Two underground mines near Juneau, the Greens Creek Mine on northern Admiralty Island and the Kensington Mine at Berner’s Bay north of the capital city, both showed increases in production and improved efficiency.

Hecla Mining Co., which owns Greens Creek, said production of silver at the mine was up 10 percent in the second quarter of 2015 compared with the same period of 2014.

What will exploration permit ruling mean for industry?

The mining industry is waiting for the Department of Natural Resources to chart a path forward after an Alaska Supreme Court ruling that could change permitting procedures and require public notice for exploration work.

Two months after the ruling in the case over Pebble Limited Partnership exploration permits went against the State of Alaska, it is still unclear exactly what the state will do to respond.

Federal judge allows Pebble case against EPA to continue

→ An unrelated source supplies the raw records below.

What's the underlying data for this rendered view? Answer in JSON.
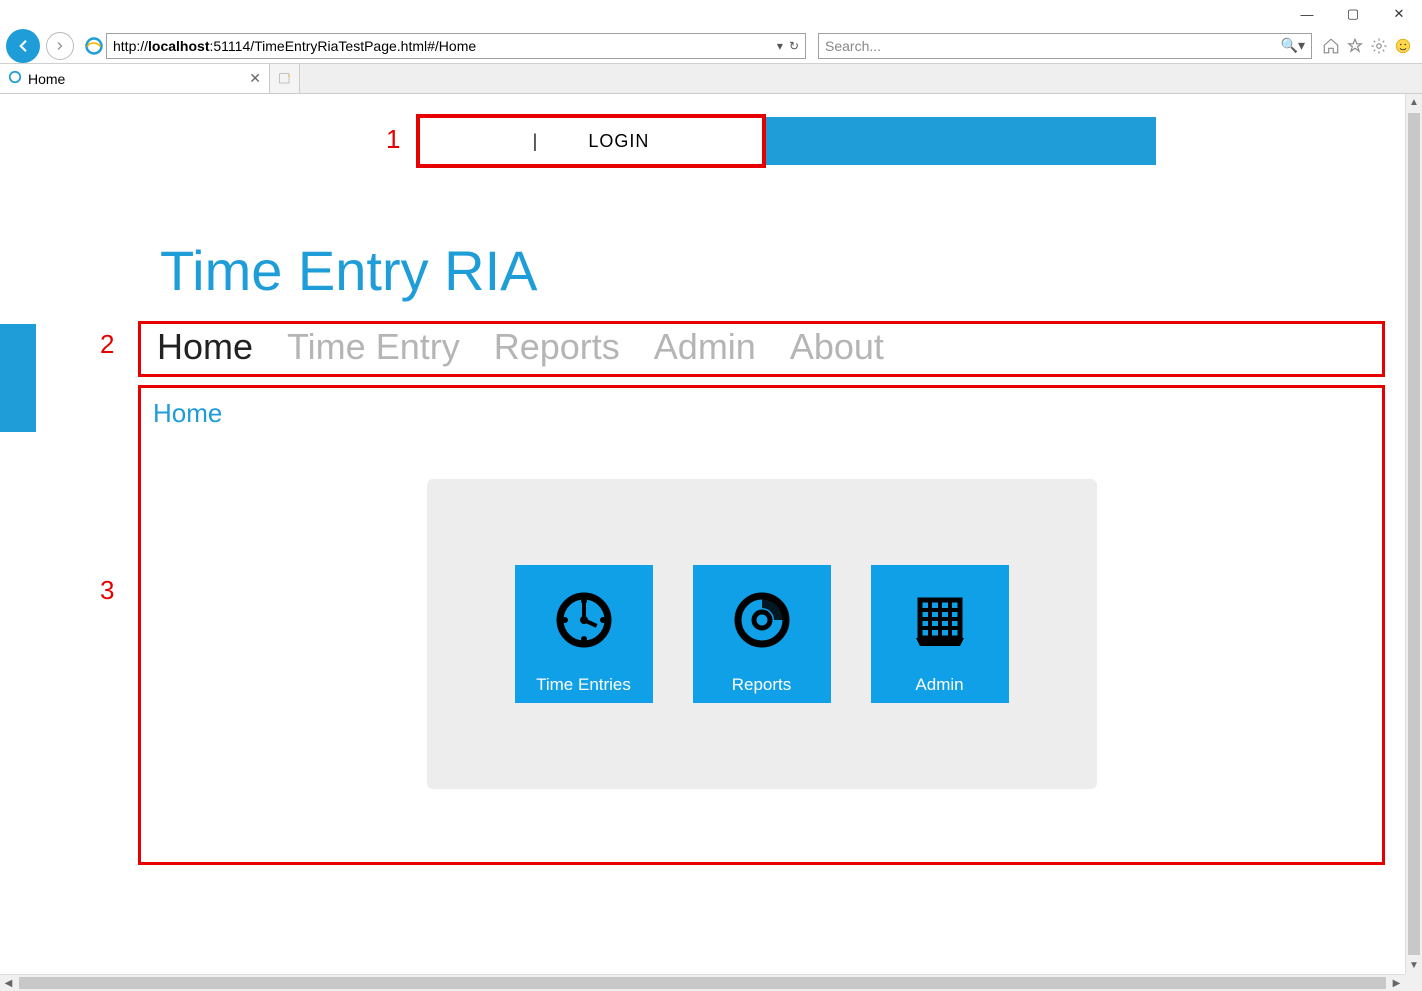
{
  "window": {
    "minimize": "—",
    "maximize": "▢",
    "close": "✕"
  },
  "browser": {
    "url_prefix": "http://",
    "url_host": "localhost",
    "url_rest": ":51114/TimeEntryRiaTestPage.html#/Home",
    "search_placeholder": "Search...",
    "tab_title": "Home"
  },
  "annotations": {
    "one": "1",
    "two": "2",
    "three": "3"
  },
  "login": {
    "label": "LOGIN",
    "separator": "|"
  },
  "app": {
    "title": "Time Entry RIA"
  },
  "nav": {
    "items": [
      {
        "label": "Home",
        "active": true
      },
      {
        "label": "Time Entry",
        "active": false
      },
      {
        "label": "Reports",
        "active": false
      },
      {
        "label": "Admin",
        "active": false
      },
      {
        "label": "About",
        "active": false
      }
    ]
  },
  "content": {
    "heading": "Home",
    "tiles": [
      {
        "label": "Time Entries",
        "icon": "clock"
      },
      {
        "label": "Reports",
        "icon": "disc"
      },
      {
        "label": "Admin",
        "icon": "calendar"
      }
    ]
  }
}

Pebble Limited Partnership’s lawsuit against the Environmental Protection Agency will continue as a federal judge denied the agency’s motion to dismiss June 4.

U.S. Alaska District Court Judge H. Russel Holland concluded that while the EPA may not have established the three “anti-mine” groups as described by Pebble in its complaint — the Anti-Mine Coalition, Scientists and Assessment Team — agency staff could have utilized them to draft the pending determination to block development of Pebble’s copper and gold claims near Bristol Bay.

Judge allows Pebble case against EPA to continue

Pebble Limited Partnership’s lawsuit against the Environmental Protection Agency will continue as a federal judge Thursday morning denied the agency’s motion to dismiss.

U.S. Alaska District Court Judge H. Russel Holland concluded that while the EPA may not have established the three “anti-mine” groups as described by Pebble in its complaint — the Anti-Mine Coalition, Scientists and Assessment Team — agency staff could have utilized them to draft the pending determination to block development of Pebble’s copper and gold claims near Bristol Bay.

Dismissal arguments heard in Pebble-EPA case

Pebble Limited Partnership and the Environmental Protection Agency argued in court May 28 whether the agency violated federal law in developing the Bristol Bay Watershed Assessment, which is the basis for its effort to block Pebble mine.

The oral arguments on the EPA’s motion to dismiss Pebble’s lawsuit were heard in Alaska U.S. District Court by Judge H. Russel Holland.

Pages

Subscribe to RSS - Mining